So even though this part is titled "scales," what I'm really trying to teach you is to use a few colorful notes. Throw in some b2s, #2s, b3s, #4s, b7s, or whatever it is you're into.
Mess around with all the melodies you've written so far and try writing some new ones until you feel a strong grasp on this concept.
Part 4: Now What?
So you've written a melody and taken steps/skips, rhythm, and the scale (or colorful notes) into careful situation. Now how do you go from one melody to an entire song?
The easiest way to go about it is to repeat the melody without any variation, just keep going for an entire verse or chorus or whatever it is. There are some great songs written this way, keeping your interest through lyrical change, little licks/fills from the instruments, etc.
A more complex way to deal with the issue is to add variations of the melody. Take Radiohead's "High and Dry." During the chorus:
"Don't leave me hiiigh
Don't leave me dryyy"
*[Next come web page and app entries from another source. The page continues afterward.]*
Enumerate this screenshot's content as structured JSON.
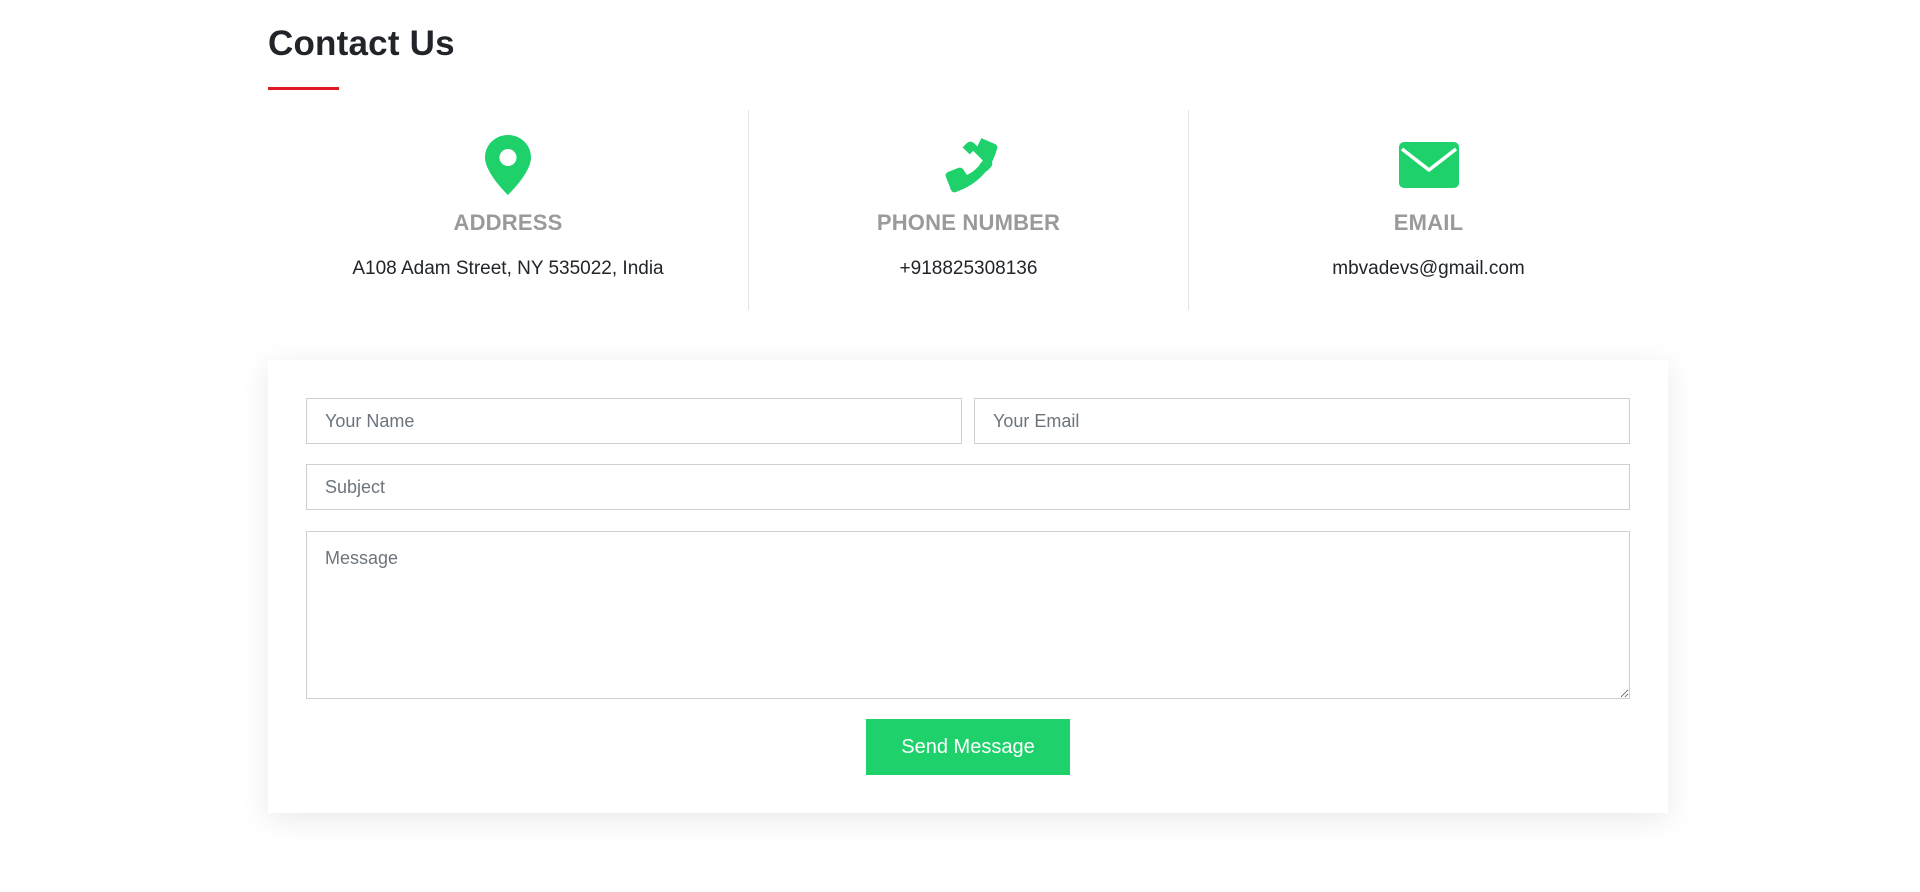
{
  "section": {
    "title": "Contact Us"
  },
  "colors": {
    "accent_underline": "#e01a22",
    "icon_green": "#1ed16b",
    "heading_gray": "#9a9a9a",
    "button_green": "#1ed16b"
  },
  "info": [
    {
      "icon": "map-pin-icon",
      "heading": "ADDRESS",
      "value": "A108 Adam Street, NY 535022, India"
    },
    {
      "icon": "phone-icon",
      "heading": "PHONE NUMBER",
      "value": "+918825308136"
    },
    {
      "icon": "envelope-icon",
      "heading": "EMAIL",
      "value": "mbvadevs@gmail.com"
    }
  ],
  "form": {
    "name_placeholder": "Your Name",
    "email_placeholder": "Your Email",
    "subject_placeholder": "Subject",
    "message_placeholder": "Message",
    "submit_label": "Send Message"
  }
}
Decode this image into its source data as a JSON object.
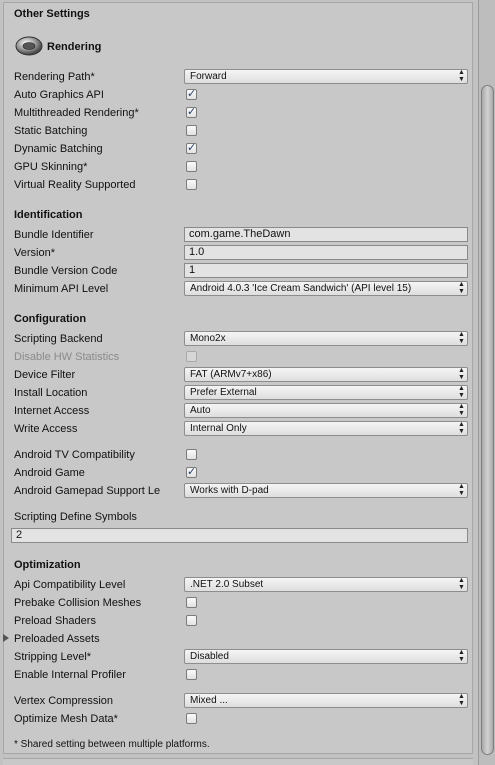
{
  "header": {
    "title": "Other Settings"
  },
  "rendering": {
    "title": "Rendering",
    "rendering_path": {
      "label": "Rendering Path*",
      "value": "Forward"
    },
    "auto_graphics_api": {
      "label": "Auto Graphics API",
      "checked": true
    },
    "multithreaded_rendering": {
      "label": "Multithreaded Rendering*",
      "checked": true
    },
    "static_batching": {
      "label": "Static Batching",
      "checked": false
    },
    "dynamic_batching": {
      "label": "Dynamic Batching",
      "checked": true
    },
    "gpu_skinning": {
      "label": "GPU Skinning*",
      "checked": false
    },
    "vr_supported": {
      "label": "Virtual Reality Supported",
      "checked": false
    }
  },
  "identification": {
    "title": "Identification",
    "bundle_identifier": {
      "label": "Bundle Identifier",
      "value": "com.game.TheDawn"
    },
    "version": {
      "label": "Version*",
      "value": "1.0"
    },
    "bundle_version_code": {
      "label": "Bundle Version Code",
      "value": "1"
    },
    "min_api_level": {
      "label": "Minimum API Level",
      "value": "Android 4.0.3 'Ice Cream Sandwich' (API level 15)"
    }
  },
  "configuration": {
    "title": "Configuration",
    "scripting_backend": {
      "label": "Scripting Backend",
      "value": "Mono2x"
    },
    "disable_hw_statistics": {
      "label": "Disable HW Statistics",
      "checked": false
    },
    "device_filter": {
      "label": "Device Filter",
      "value": "FAT (ARMv7+x86)"
    },
    "install_location": {
      "label": "Install Location",
      "value": "Prefer External"
    },
    "internet_access": {
      "label": "Internet Access",
      "value": "Auto"
    },
    "write_access": {
      "label": "Write Access",
      "value": "Internal Only"
    },
    "android_tv": {
      "label": "Android TV Compatibility",
      "checked": false
    },
    "android_game": {
      "label": "Android Game",
      "checked": true
    },
    "gamepad_support": {
      "label": "Android Gamepad Support Le",
      "value": "Works with D-pad"
    },
    "scripting_define_symbols": {
      "label": "Scripting Define Symbols",
      "value": "2"
    }
  },
  "optimization": {
    "title": "Optimization",
    "api_compat_level": {
      "label": "Api Compatibility Level",
      "value": ".NET 2.0 Subset"
    },
    "prebake_collision": {
      "label": "Prebake Collision Meshes",
      "checked": false
    },
    "preload_shaders": {
      "label": "Preload Shaders",
      "checked": false
    },
    "preloaded_assets": {
      "label": "Preloaded Assets"
    },
    "stripping_level": {
      "label": "Stripping Level*",
      "value": "Disabled"
    },
    "internal_profiler": {
      "label": "Enable Internal Profiler",
      "checked": false
    },
    "vertex_compression": {
      "label": "Vertex Compression",
      "value": "Mixed ..."
    },
    "optimize_mesh": {
      "label": "Optimize Mesh Data*",
      "checked": false
    }
  },
  "footer": {
    "note": "* Shared setting between multiple platforms."
  },
  "icons": {
    "rendering": "rendering-sphere-icon",
    "dropdown": "updown-arrows-icon",
    "check": "checkmark-icon",
    "foldout": "triangle-right-icon"
  },
  "colors": {
    "panel": "#c8c8c8",
    "check": "#2a3f6b"
  }
}
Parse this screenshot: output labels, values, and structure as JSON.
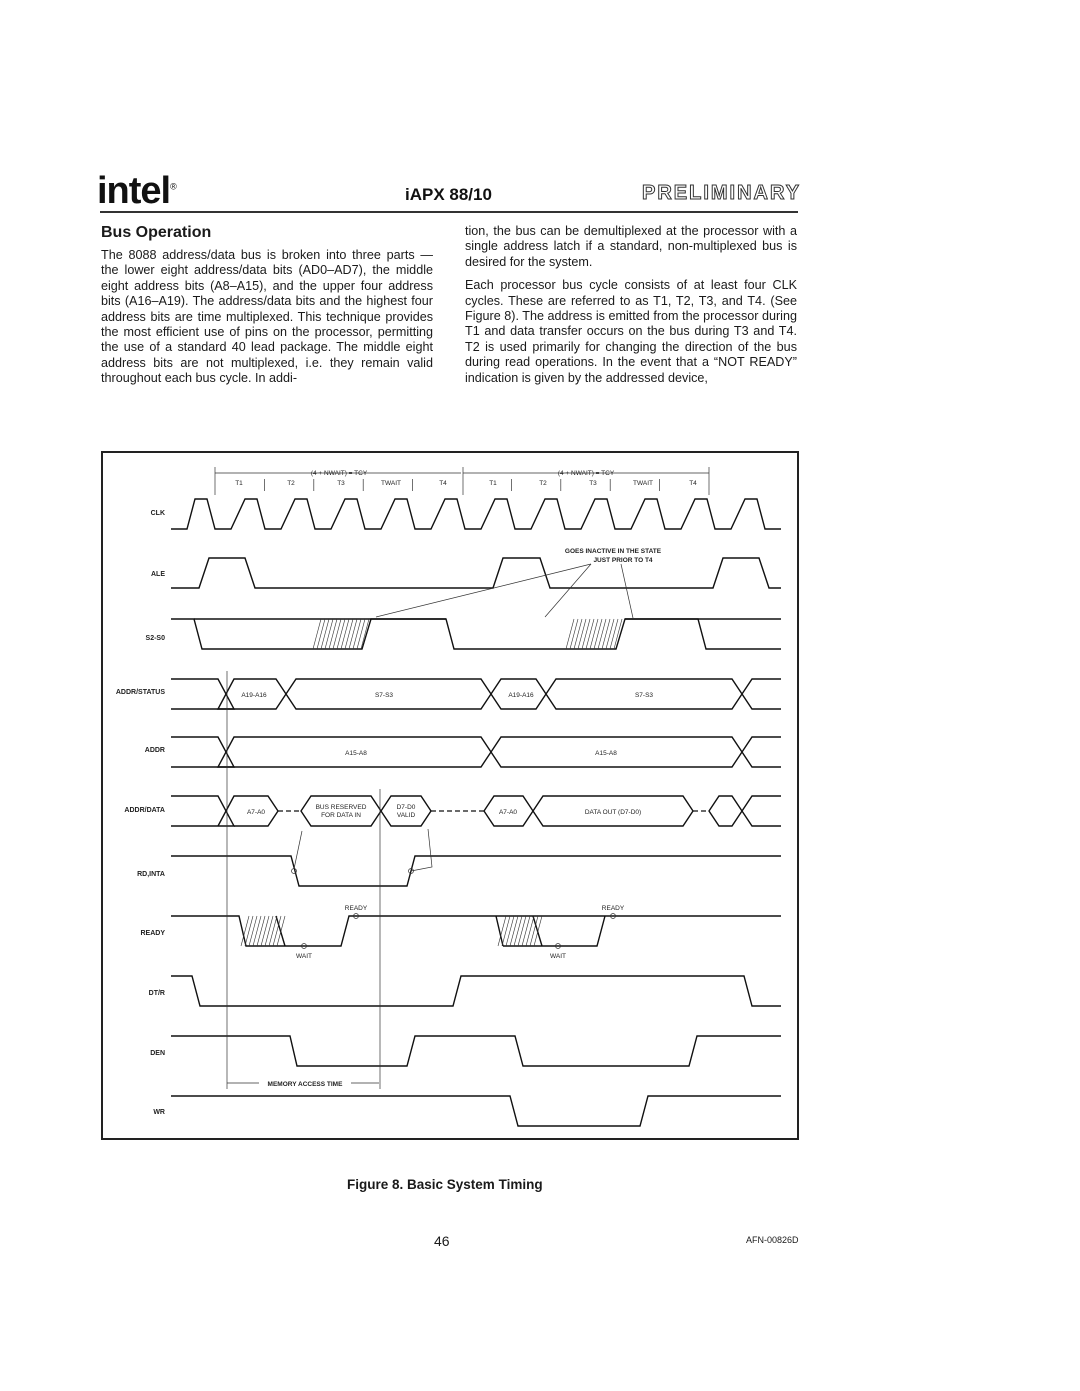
{
  "header": {
    "logo": "intel",
    "title": "iAPX 88/10",
    "stamp": "PRELIMINARY"
  },
  "section": {
    "heading": "Bus Operation",
    "left_paragraph": "The 8088 address/data bus is broken into three parts — the lower eight address/data bits (AD0–AD7), the middle eight address bits (A8–A15), and the upper four address bits (A16–A19). The address/data bits and the highest four address bits are time multiplexed. This technique provides the most efficient use of pins on the processor, permitting the use of a standard 40 lead package. The middle eight address bits are not multiplexed, i.e. they remain valid throughout each bus cycle. In addi-",
    "right_paragraph_1": "tion, the bus can be demultiplexed at the processor with a single address latch if a standard, non-multiplexed bus is desired for the system.",
    "right_paragraph_2": "Each processor bus cycle consists of at least four CLK cycles. These are referred to as T1, T2, T3, and T4. (See Figure 8). The address is emitted from the processor during T1 and data transfer occurs on the bus during T3 and T4. T2 is used primarily for changing the direction of the bus during read operations. In the event that a “NOT READY” indication is given by the addressed device,"
  },
  "figure": {
    "caption": "Figure 8. Basic System Timing",
    "cycle_label": "(4 + NWAIT) = TCY",
    "states": [
      "T1",
      "T2",
      "T3",
      "TWAIT",
      "T4",
      "T1",
      "T2",
      "T3",
      "TWAIT",
      "T4"
    ],
    "signals": [
      "CLK",
      "ALE",
      "S2-S0",
      "ADDR/STATUS",
      "ADDR",
      "ADDR/DATA",
      "RD,INTA",
      "READY",
      "DT/R",
      "DEN",
      "WR"
    ],
    "annotations": {
      "ale_note_line1": "GOES INACTIVE IN THE STATE",
      "ale_note_line2": "JUST PRIOR TO T4",
      "addr_status_high": "A19-A16",
      "addr_status_status": "S7-S3",
      "addr_mid": "A15-A8",
      "addr_data_low": "A7-A0",
      "bus_reserved_1": "BUS RESERVED",
      "bus_reserved_2": "FOR DATA IN",
      "data_valid_1": "D7-D0",
      "data_valid_2": "VALID",
      "data_out": "DATA OUT (D7-D0)",
      "ready": "READY",
      "wait": "WAIT",
      "memory_access": "MEMORY ACCESS TIME"
    }
  },
  "footer": {
    "page_number": "46",
    "doc_code": "AFN-00826D"
  }
}
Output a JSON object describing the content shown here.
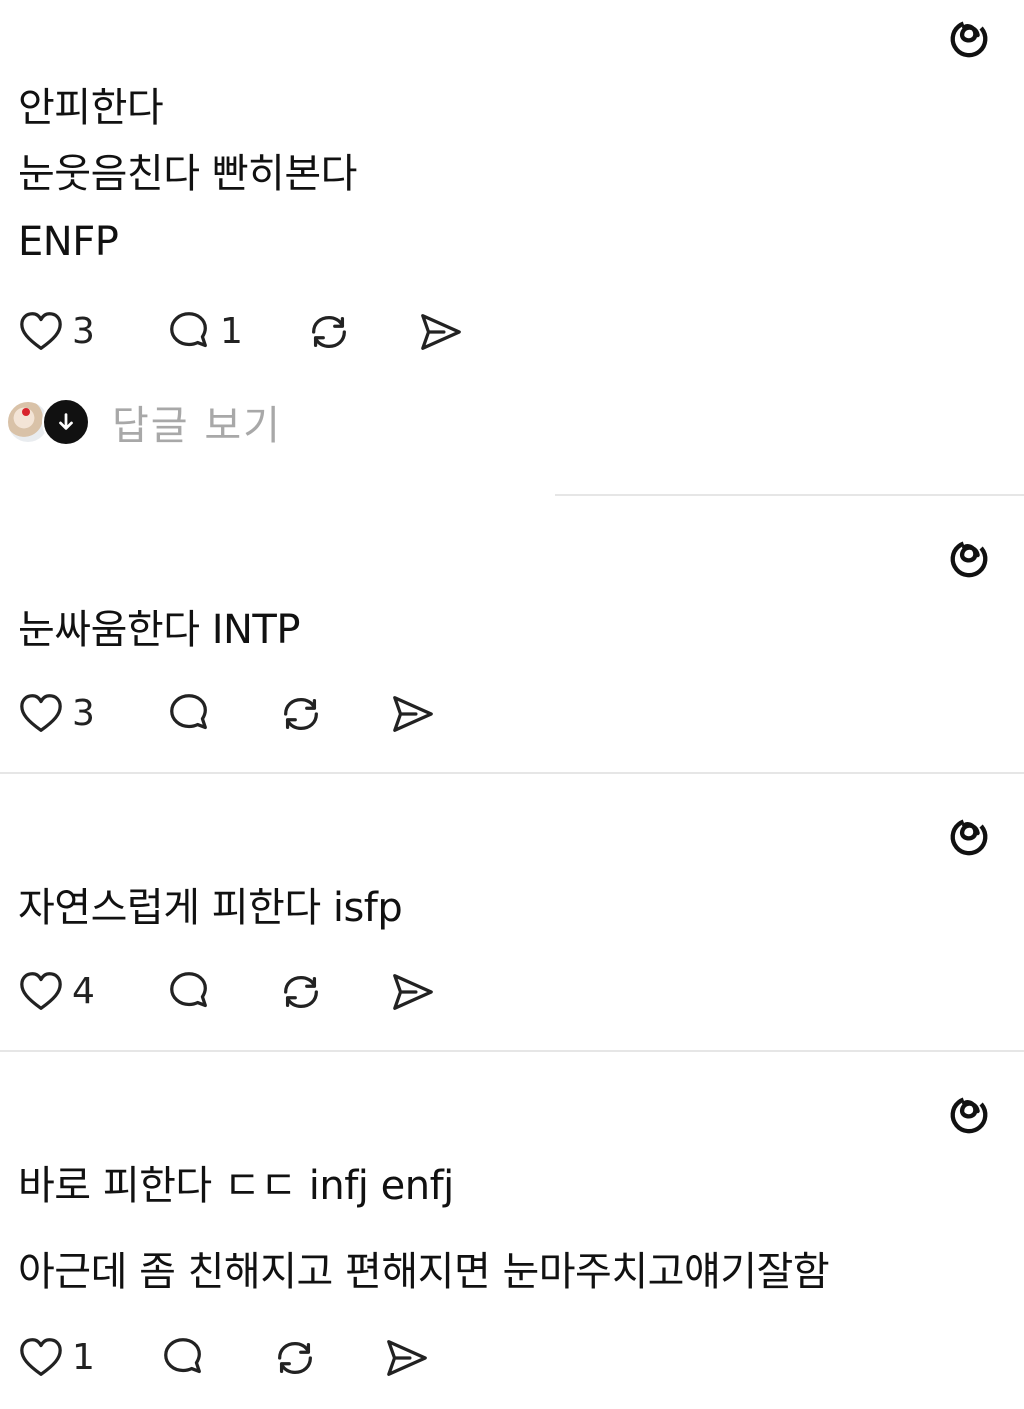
{
  "posts": [
    {
      "lines": [
        "안피한다",
        "눈웃음친다 빤히본다",
        "ENFP"
      ],
      "likes": "3",
      "comments": "1",
      "replies_label": "답글 보기"
    },
    {
      "lines": [
        "눈싸움한다 INTP"
      ],
      "likes": "3",
      "comments": ""
    },
    {
      "lines": [
        "자연스럽게 피한다 isfp"
      ],
      "likes": "4",
      "comments": ""
    },
    {
      "lines": [
        "바로 피한다 ㄷㄷ infj enfj",
        "아근데 좀 친해지고 편해지면 눈마주치고얘기잘함"
      ],
      "likes": "1",
      "comments": ""
    }
  ],
  "icons": {
    "brand": "threads-icon",
    "like": "heart-icon",
    "comment": "comment-icon",
    "repost": "repost-icon",
    "share": "send-icon",
    "expand": "arrow-down-icon"
  },
  "colors": {
    "text": "#111111",
    "muted": "#a8a8a8",
    "divider": "#e6e6e6"
  }
}
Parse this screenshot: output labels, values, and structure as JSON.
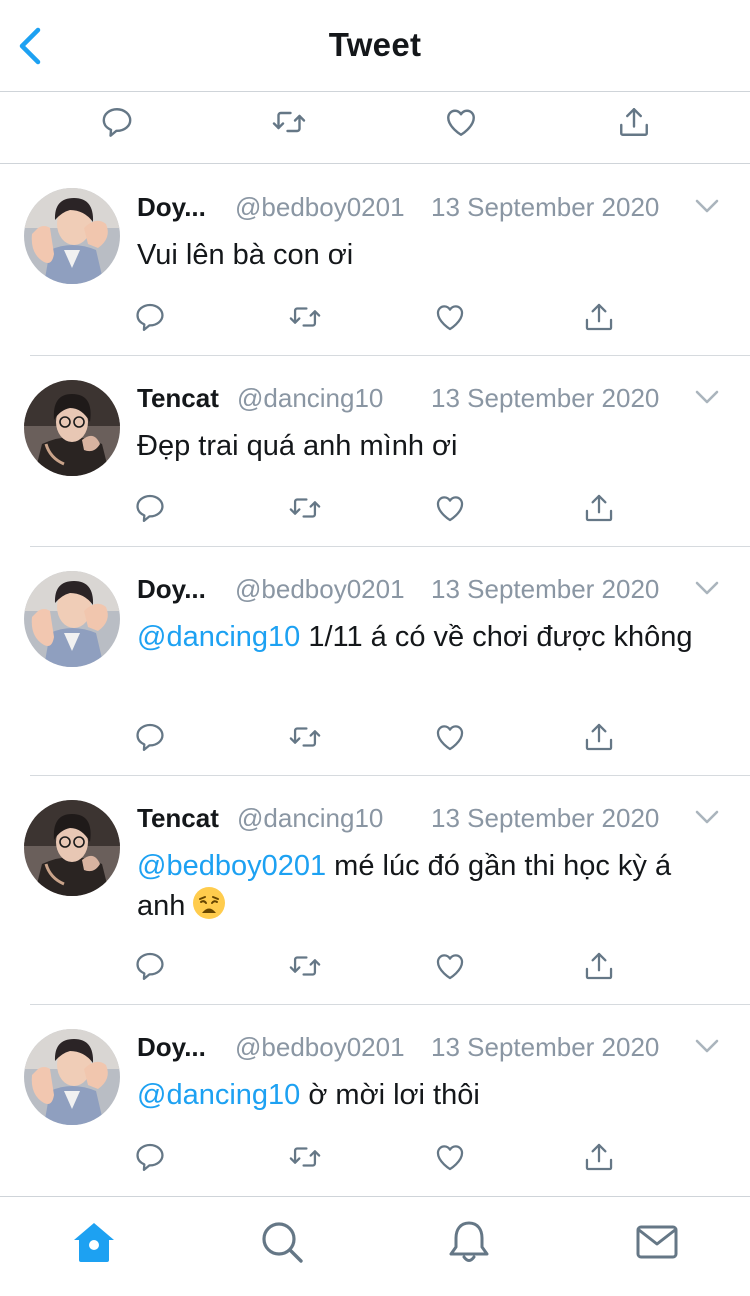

The initial melody (don't leave me high) is varied a bit (don't leave me dry) by ending with two extra notes (on the word "high" there is one consistent high note, and on the word "dry" Thom Yorke hits the same note but then follows it with a couple lower notes).
This guy's lesson on melody writing
is very helpful, pay special attention to his song analysis (he explains Warmth of the Sun by The Beach Boys, Eleanor Rigby by The Beatles, and High and Dry by Radiohead).
These two links (first
) are to lessons on how melodic development has been handled by classical composers.
Hope this all helps. Next time, we'll discuss what to do with the other instruments (or "voices") once you've written enough melody for your entire composition.